The International eSports Federation (IeSF) has voted to accept the United States eSports Federation (USeF) as a full member.
The US are the 49th country to join the South Korea-based whose mission it is to have electronic sports recognised as a legitimate sport and, perhaps, one day help it become part of the Olympic programme.
The decision, taken at the IeSF General Meeting in Kaohsiung in Taiwan, means that USeF is the official recognised national
governing body of esports in the US, they claim.
"There are around 60 million young Americans gaming at the moment and our primary concern is uniting all stakeholder with the objective of protecting athletes," USeF President Vlad Marinescu, the former director general of SportAccord, said following the decision.

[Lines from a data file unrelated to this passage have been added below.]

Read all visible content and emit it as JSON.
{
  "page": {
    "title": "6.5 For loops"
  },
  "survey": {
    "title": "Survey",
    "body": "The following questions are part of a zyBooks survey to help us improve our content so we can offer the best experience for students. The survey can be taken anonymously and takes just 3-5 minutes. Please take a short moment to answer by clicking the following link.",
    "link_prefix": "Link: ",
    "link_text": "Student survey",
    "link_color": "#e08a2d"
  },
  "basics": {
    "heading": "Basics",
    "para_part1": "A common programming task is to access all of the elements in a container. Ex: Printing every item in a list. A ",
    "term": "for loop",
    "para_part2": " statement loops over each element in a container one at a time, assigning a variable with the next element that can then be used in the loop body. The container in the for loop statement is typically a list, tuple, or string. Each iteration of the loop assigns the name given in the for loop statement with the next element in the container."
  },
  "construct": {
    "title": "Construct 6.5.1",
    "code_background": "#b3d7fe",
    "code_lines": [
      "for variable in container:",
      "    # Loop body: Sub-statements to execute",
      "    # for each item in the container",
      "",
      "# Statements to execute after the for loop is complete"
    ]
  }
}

"I believe that through our Board, which is comprised of experts from both the eSports and traditional worlds of marketing, sponsorship, merchandising and corporate governance, we can create strong collaborations with all stakeholders and together develop and grow eSports.
"We appreciate the member National Federations of IeSF for their trust and support in our organisation, through our recognition."

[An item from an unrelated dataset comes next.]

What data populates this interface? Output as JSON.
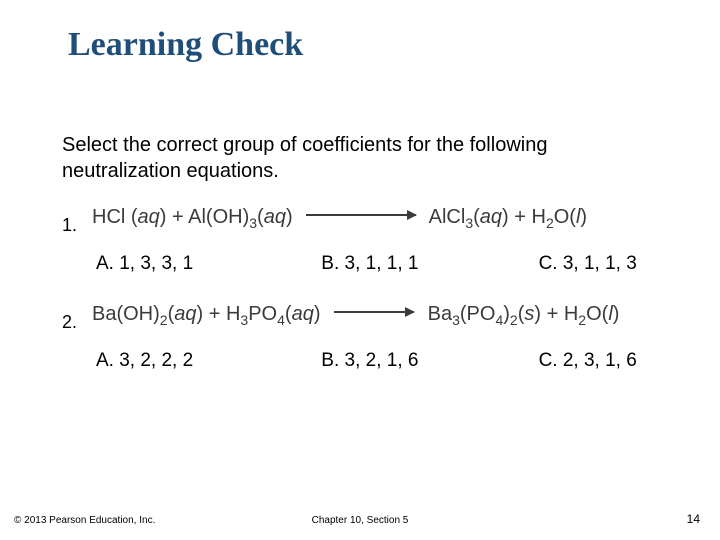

The General Meeting was held during the 10th International eSports Federation World Championship and the US now hope to compete in next year's event, the venue of which is due to be announced shortly.
One of the main obstacles to esports becoming recognised as an Olympic sport could be the lack of a single international governing body.

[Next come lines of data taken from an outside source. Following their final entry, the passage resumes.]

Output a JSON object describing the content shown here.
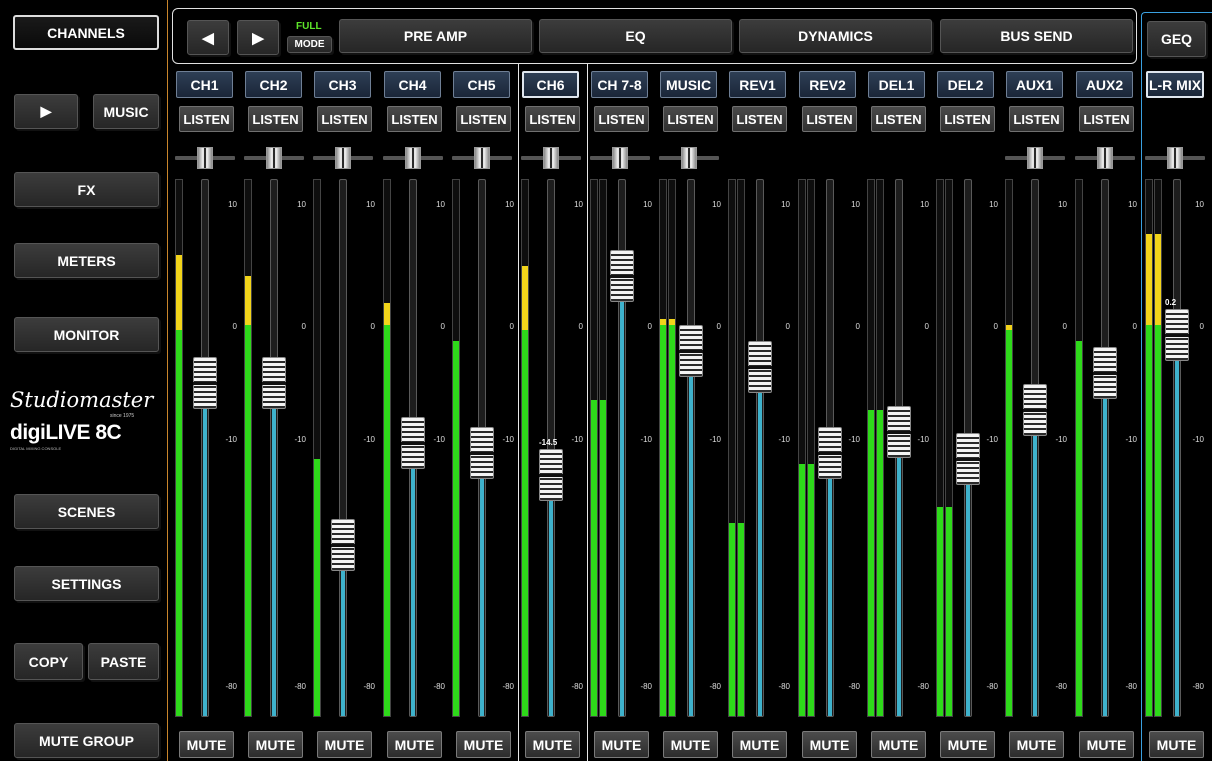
{
  "sidebar": {
    "channels": "CHANNELS",
    "play_icon": "play-icon",
    "music": "MUSIC",
    "fx": "FX",
    "meters": "METERS",
    "monitor": "MONITOR",
    "scenes": "SCENES",
    "settings": "SETTINGS",
    "copy": "COPY",
    "paste": "PASTE",
    "mute_group": "MUTE GROUP"
  },
  "logo": {
    "brand": "Studiomaster",
    "tagline": "since 1975",
    "product": "digiLIVE 8C",
    "sub": "DIGITAL MIXING CONSOLE"
  },
  "topbar": {
    "prev_icon": "chevron-left-icon",
    "next_icon": "chevron-right-icon",
    "full": "FULL",
    "mode": "MODE",
    "tabs": [
      "PRE AMP",
      "EQ",
      "DYNAMICS",
      "BUS SEND"
    ],
    "geq": "GEQ"
  },
  "channels": [
    {
      "name": "CH1",
      "listen": "LISTEN",
      "mute": "MUTE",
      "fader": 0.62,
      "meter": 0.72,
      "peak": 0.86
    },
    {
      "name": "CH2",
      "listen": "LISTEN",
      "mute": "MUTE",
      "fader": 0.62,
      "meter": 0.73,
      "peak": 0.82
    },
    {
      "name": "CH3",
      "listen": "LISTEN",
      "mute": "MUTE",
      "fader": 0.32,
      "meter": 0.48,
      "peak": 0.48
    },
    {
      "name": "CH4",
      "listen": "LISTEN",
      "mute": "MUTE",
      "fader": 0.51,
      "meter": 0.73,
      "peak": 0.77
    },
    {
      "name": "CH5",
      "listen": "LISTEN",
      "mute": "MUTE",
      "fader": 0.49,
      "meter": 0.7,
      "peak": 0.7
    },
    {
      "name": "CH6",
      "listen": "LISTEN",
      "mute": "MUTE",
      "fader": 0.45,
      "meter": 0.72,
      "peak": 0.84,
      "value": "-14.5",
      "selected": true
    },
    {
      "name": "CH 7-8",
      "listen": "LISTEN",
      "mute": "MUTE",
      "fader": 0.82,
      "meter": 0.59,
      "peak": 0.59
    },
    {
      "name": "MUSIC",
      "listen": "LISTEN",
      "mute": "MUTE",
      "fader": 0.68,
      "meter": 0.73,
      "peak": 0.74
    },
    {
      "name": "REV1",
      "listen": "LISTEN",
      "mute": "MUTE",
      "fader": 0.65,
      "meter": 0.36,
      "peak": 0.36
    },
    {
      "name": "REV2",
      "listen": "LISTEN",
      "mute": "MUTE",
      "fader": 0.49,
      "meter": 0.47,
      "peak": 0.47
    },
    {
      "name": "DEL1",
      "listen": "LISTEN",
      "mute": "MUTE",
      "fader": 0.53,
      "meter": 0.57,
      "peak": 0.57
    },
    {
      "name": "DEL2",
      "listen": "LISTEN",
      "mute": "MUTE",
      "fader": 0.48,
      "meter": 0.39,
      "peak": 0.39
    },
    {
      "name": "AUX1",
      "listen": "LISTEN",
      "mute": "MUTE",
      "fader": 0.57,
      "meter": 0.72,
      "peak": 0.73
    },
    {
      "name": "AUX2",
      "listen": "LISTEN",
      "mute": "MUTE",
      "fader": 0.64,
      "meter": 0.7,
      "peak": 0.7
    },
    {
      "name": "L-R MIX",
      "listen": "",
      "mute": "MUTE",
      "fader": 0.71,
      "meter": 0.73,
      "peak": 0.9,
      "value": "0.2",
      "selected": true,
      "master": true
    }
  ],
  "scale_labels": [
    "10",
    "0",
    "-10",
    "-80"
  ],
  "colors": {
    "meter_green": "#2ed91a",
    "meter_yellow": "#f2d41a",
    "fader_fill": "#3fb2cc",
    "accent_orange": "#d08a2a",
    "accent_blue": "#3aa0e0"
  }
}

The IeSF was founded in 2008 by representatives fom Denmark, South Korea, Germany, Austria, Belgium, The Netherlands, Switzerland, Vietnam and Taiwan but in 2016 rival group - the Swiss-based World Esports Association - was formed.
The USeF, though, believe the IeSF offers more opportunity of developing esports in America.
"The USeF target is to collectively engage with leagues, events and athletes, for the purpose of developing esports athletes and fielding Team USA to successfully represent the United States at International events," its sport director Lance Mudd said.